Items from an interface collection

-=-=-

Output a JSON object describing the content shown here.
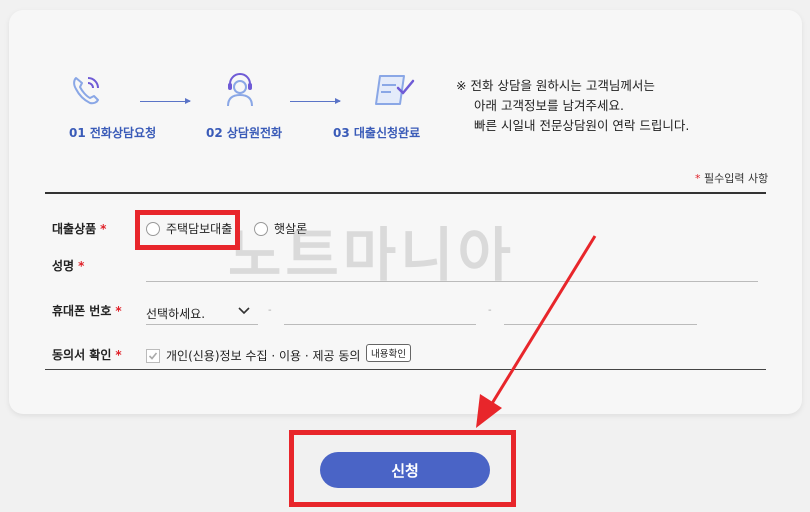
{
  "steps": [
    {
      "label": "01 전화상담요청",
      "icon": "phone-call-icon"
    },
    {
      "label": "02 상담원전화",
      "icon": "headset-agent-icon"
    },
    {
      "label": "03 대출신청완료",
      "icon": "document-check-icon"
    }
  ],
  "notice": {
    "mark": "※",
    "line1": "전화 상담을 원하시는 고객님께서는",
    "line2": "아래 고객정보를 남겨주세요.",
    "line3": "빠른 시일내 전문상담원이 연락 드립니다."
  },
  "required_note": {
    "star": "*",
    "text": "필수입력 사항"
  },
  "form": {
    "loan_product": {
      "label": "대출상품",
      "options": [
        "주택담보대출",
        "햇살론"
      ]
    },
    "name": {
      "label": "성명",
      "value": ""
    },
    "phone": {
      "label": "휴대폰 번호",
      "select_value": "선택하세요.",
      "separator": "-"
    },
    "consent": {
      "label": "동의서 확인",
      "text": "개인(신용)정보 수집 · 이용 · 제공 동의",
      "button": "내용확인",
      "checked": true
    },
    "required_star": "*"
  },
  "submit_label": "신청",
  "watermark": "노트마니아",
  "colors": {
    "accent": "#4a64c6",
    "required": "#e0222a",
    "highlight": "#e8262b"
  }
}
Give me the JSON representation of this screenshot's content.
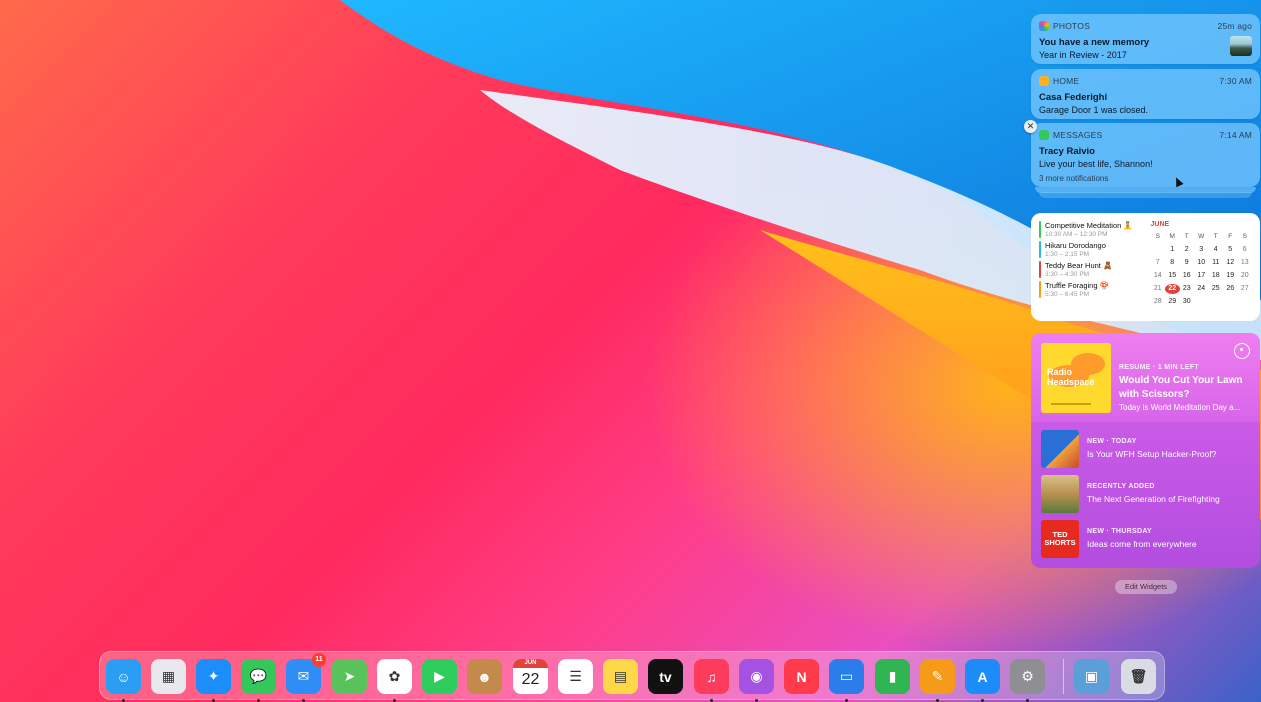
{
  "notifications": [
    {
      "app": "PHOTOS",
      "time": "25m ago",
      "title": "You have a new memory",
      "body": "Year in Review - 2017",
      "icon_color": "#ffb020"
    },
    {
      "app": "HOME",
      "time": "7:30 AM",
      "title": "Casa Federighi",
      "body": "Garage Door 1 was closed.",
      "icon_color": "#ffb020"
    },
    {
      "app": "MESSAGES",
      "time": "7:14 AM",
      "title": "Tracy Raivio",
      "body": "Live your best life, Shannon!",
      "more": "3 more notifications",
      "icon_color": "#34c759"
    }
  ],
  "calendar": {
    "events": [
      {
        "title": "Competitive Meditation 🧘",
        "time": "10:30 AM – 12:30 PM",
        "color": "#34c759"
      },
      {
        "title": "Hikaru Dorodango",
        "time": "1:30 – 2:15 PM",
        "color": "#27b8e8"
      },
      {
        "title": "Teddy Bear Hunt 🧸",
        "time": "3:30 – 4:30 PM",
        "color": "#e0433a"
      },
      {
        "title": "Truffle Foraging 🍄",
        "time": "5:30 – 6:45 PM",
        "color": "#f39c12"
      }
    ],
    "month": "JUNE",
    "weekdays": [
      "S",
      "M",
      "T",
      "W",
      "T",
      "F",
      "S"
    ],
    "weeks": [
      [
        "",
        "1",
        "2",
        "3",
        "4",
        "5",
        "6"
      ],
      [
        "7",
        "8",
        "9",
        "10",
        "11",
        "12",
        "13"
      ],
      [
        "14",
        "15",
        "16",
        "17",
        "18",
        "19",
        "20"
      ],
      [
        "21",
        "22",
        "23",
        "24",
        "25",
        "26",
        "27"
      ],
      [
        "28",
        "29",
        "30",
        "",
        "",
        "",
        ""
      ]
    ],
    "today": "22"
  },
  "podcasts": {
    "featured": {
      "kicker": "RESUME · 1 MIN LEFT",
      "title": "Would You Cut Your Lawn with Scissors?",
      "desc": "Today is World Meditation Day a...",
      "art_text": "Radio Headspace"
    },
    "episodes": [
      {
        "kicker": "NEW · TODAY",
        "title": "Is Your WFH Setup Hacker-Proof?",
        "art": "#2a6fd6"
      },
      {
        "kicker": "RECENTLY ADDED",
        "title": "The Next Generation of Firefighting",
        "art": "#c8a14a"
      },
      {
        "kicker": "NEW · THURSDAY",
        "title": "Ideas come from everywhere",
        "art": "#e62b1e",
        "art_text": "TED SHORTS"
      }
    ]
  },
  "edit_widgets": "Edit Widgets",
  "dock": {
    "apps": [
      {
        "name": "finder",
        "color": "#2a9df4",
        "glyph": "☺"
      },
      {
        "name": "launchpad",
        "color": "#e8e8ee",
        "glyph": "▦"
      },
      {
        "name": "safari",
        "color": "#1c8ef9",
        "glyph": "✦"
      },
      {
        "name": "messages",
        "color": "#34c759",
        "glyph": "💬"
      },
      {
        "name": "mail",
        "color": "#2f8df5",
        "glyph": "✉",
        "badge": "11"
      },
      {
        "name": "maps",
        "color": "#58c25b",
        "glyph": "➤"
      },
      {
        "name": "photos",
        "color": "#ffffff",
        "glyph": "✿"
      },
      {
        "name": "facetime",
        "color": "#2ecc5a",
        "glyph": "▶"
      },
      {
        "name": "contacts",
        "color": "#c48a4c",
        "glyph": "☻"
      },
      {
        "name": "calendar",
        "color": "#ffffff",
        "glyph": "22",
        "label": "JUN"
      },
      {
        "name": "reminders",
        "color": "#ffffff",
        "glyph": "☰"
      },
      {
        "name": "notes",
        "color": "#ffd84a",
        "glyph": "▤"
      },
      {
        "name": "apple-tv",
        "color": "#111111",
        "glyph": "tv"
      },
      {
        "name": "music",
        "color": "#fc3c5a",
        "glyph": "♫"
      },
      {
        "name": "podcasts",
        "color": "#a552e3",
        "glyph": "◉"
      },
      {
        "name": "news",
        "color": "#ff3b4b",
        "glyph": "N"
      },
      {
        "name": "keynote",
        "color": "#2b7de9",
        "glyph": "▭"
      },
      {
        "name": "numbers",
        "color": "#2fb552",
        "glyph": "▮"
      },
      {
        "name": "pages",
        "color": "#f59b19",
        "glyph": "✎"
      },
      {
        "name": "app-store",
        "color": "#1d8cf8",
        "glyph": "A"
      },
      {
        "name": "system-preferences",
        "color": "#8e8e93",
        "glyph": "⚙"
      },
      {
        "name": "downloads-stack",
        "color": "#5b9fd8",
        "glyph": "▣"
      },
      {
        "name": "trash",
        "color": "#d9dde3",
        "glyph": "🗑"
      }
    ]
  }
}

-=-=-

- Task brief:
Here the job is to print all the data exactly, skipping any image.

- Written solution:
Output a JSON object describing the content shown here.
{
  "steps": [
    {
      "label": "01 전화상담요청",
      "icon": "phone-call-icon"
    },
    {
      "label": "02 상담원전화",
      "icon": "headset-agent-icon"
    },
    {
      "label": "03 대출신청완료",
      "icon": "document-check-icon"
    }
  ],
  "notice": {
    "mark": "※",
    "line1": "전화 상담을 원하시는 고객님께서는",
    "line2": "아래 고객정보를 남겨주세요.",
    "line3": "빠른 시일내 전문상담원이 연락 드립니다."
  },
  "required_note": {
    "star": "*",
    "text": "필수입력 사항"
  },
  "form": {
    "loan_product": {
      "label": "대출상품",
      "options": [
        "주택담보대출",
        "햇살론"
      ]
    },
    "name": {
      "label": "성명",
      "value": ""
    },
    "phone": {
      "label": "휴대폰 번호",
      "select_value": "선택하세요.",
      "separator": "-"
    },
    "consent": {
      "label": "동의서 확인",
      "text": "개인(신용)정보 수집 · 이용 · 제공 동의",
      "button": "내용확인",
      "checked": true
    },
    "required_star": "*"
  },
  "submit_label": "신청",
  "watermark": "노트마니아",
  "colors": {
    "accent": "#4a64c6",
    "required": "#e0222a",
    "highlight": "#e8262b"
  }
}
Give me the JSON representation of this screenshot's content.
{
  "notifications": [
    {
      "app": "PHOTOS",
      "time": "25m ago",
      "title": "You have a new memory",
      "body": "Year in Review - 2017",
      "icon_color": "#ffb020"
    },
    {
      "app": "HOME",
      "time": "7:30 AM",
      "title": "Casa Federighi",
      "body": "Garage Door 1 was closed.",
      "icon_color": "#ffb020"
    },
    {
      "app": "MESSAGES",
      "time": "7:14 AM",
      "title": "Tracy Raivio",
      "body": "Live your best life, Shannon!",
      "more": "3 more notifications",
      "icon_color": "#34c759"
    }
  ],
  "calendar": {
    "events": [
      {
        "title": "Competitive Meditation 🧘",
        "time": "10:30 AM – 12:30 PM",
        "color": "#34c759"
      },
      {
        "title": "Hikaru Dorodango",
        "time": "1:30 – 2:15 PM",
        "color": "#27b8e8"
      },
      {
        "title": "Teddy Bear Hunt 🧸",
        "time": "3:30 – 4:30 PM",
        "color": "#e0433a"
      },
      {
        "title": "Truffle Foraging 🍄",
        "time": "5:30 – 6:45 PM",
        "color": "#f39c12"
      }
    ],
    "month": "JUNE",
    "weekdays": [
      "S",
      "M",
      "T",
      "W",
      "T",
      "F",
      "S"
    ],
    "weeks": [
      [
        "",
        "1",
        "2",
        "3",
        "4",
        "5",
        "6"
      ],
      [
        "7",
        "8",
        "9",
        "10",
        "11",
        "12",
        "13"
      ],
      [
        "14",
        "15",
        "16",
        "17",
        "18",
        "19",
        "20"
      ],
      [
        "21",
        "22",
        "23",
        "24",
        "25",
        "26",
        "27"
      ],
      [
        "28",
        "29",
        "30",
        "",
        "",
        "",
        ""
      ]
    ],
    "today": "22"
  },
  "podcasts": {
    "featured": {
      "kicker": "RESUME · 1 MIN LEFT",
      "title": "Would You Cut Your Lawn with Scissors?",
      "desc": "Today is World Meditation Day a...",
      "art_text": "Radio Headspace"
    },
    "episodes": [
      {
        "kicker": "NEW · TODAY",
        "title": "Is Your WFH Setup Hacker-Proof?",
        "art": "#2a6fd6"
      },
      {
        "kicker": "RECENTLY ADDED",
        "title": "The Next Generation of Firefighting",
        "art": "#c8a14a"
      },
      {
        "kicker": "NEW · THURSDAY",
        "title": "Ideas come from everywhere",
        "art": "#e62b1e",
        "art_text": "TED SHORTS"
      }
    ]
  },
  "edit_widgets": "Edit Widgets",
  "dock": {
    "apps": [
      {
        "name": "finder",
        "color": "#2a9df4",
        "glyph": "☺"
      },
      {
        "name": "launchpad",
        "color": "#e8e8ee",
        "glyph": "▦"
      },
      {
        "name": "safari",
        "color": "#1c8ef9",
        "glyph": "✦"
      },
      {
        "name": "messages",
        "color": "#34c759",
        "glyph": "💬"
      },
      {
        "name": "mail",
        "color": "#2f8df5",
        "glyph": "✉",
        "badge": "11"
      },
      {
        "name": "maps",
        "color": "#58c25b",
        "glyph": "➤"
      },
      {
        "name": "photos",
        "color": "#ffffff",
        "glyph": "✿"
      },
      {
        "name": "facetime",
        "color": "#2ecc5a",
        "glyph": "▶"
      },
      {
        "name": "contacts",
        "color": "#c48a4c",
        "glyph": "☻"
      },
      {
        "name": "calendar",
        "color": "#ffffff",
        "glyph": "22",
        "label": "JUN"
      },
      {
        "name": "reminders",
        "color": "#ffffff",
        "glyph": "☰"
      },
      {
        "name": "notes",
        "color": "#ffd84a",
        "glyph": "▤"
      },
      {
        "name": "apple-tv",
        "color": "#111111",
        "glyph": "tv"
      },
      {
        "name": "music",
        "color": "#fc3c5a",
        "glyph": "♫"
      },
      {
        "name": "podcasts",
        "color": "#a552e3",
        "glyph": "◉"
      },
      {
        "name": "news",
        "color": "#ff3b4b",
        "glyph": "N"
      },
      {
        "name": "keynote",
        "color": "#2b7de9",
        "glyph": "▭"
      },
      {
        "name": "numbers",
        "color": "#2fb552",
        "glyph": "▮"
      },
      {
        "name": "pages",
        "color": "#f59b19",
        "glyph": "✎"
      },
      {
        "name": "app-store",
        "color": "#1d8cf8",
        "glyph": "A"
      },
      {
        "name": "system-preferences",
        "color": "#8e8e93",
        "glyph": "⚙"
      },
      {
        "name": "downloads-stack",
        "color": "#5b9fd8",
        "glyph": "▣"
      },
      {
        "name": "trash",
        "color": "#d9dde3",
        "glyph": "🗑"
      }
    ]
  }
}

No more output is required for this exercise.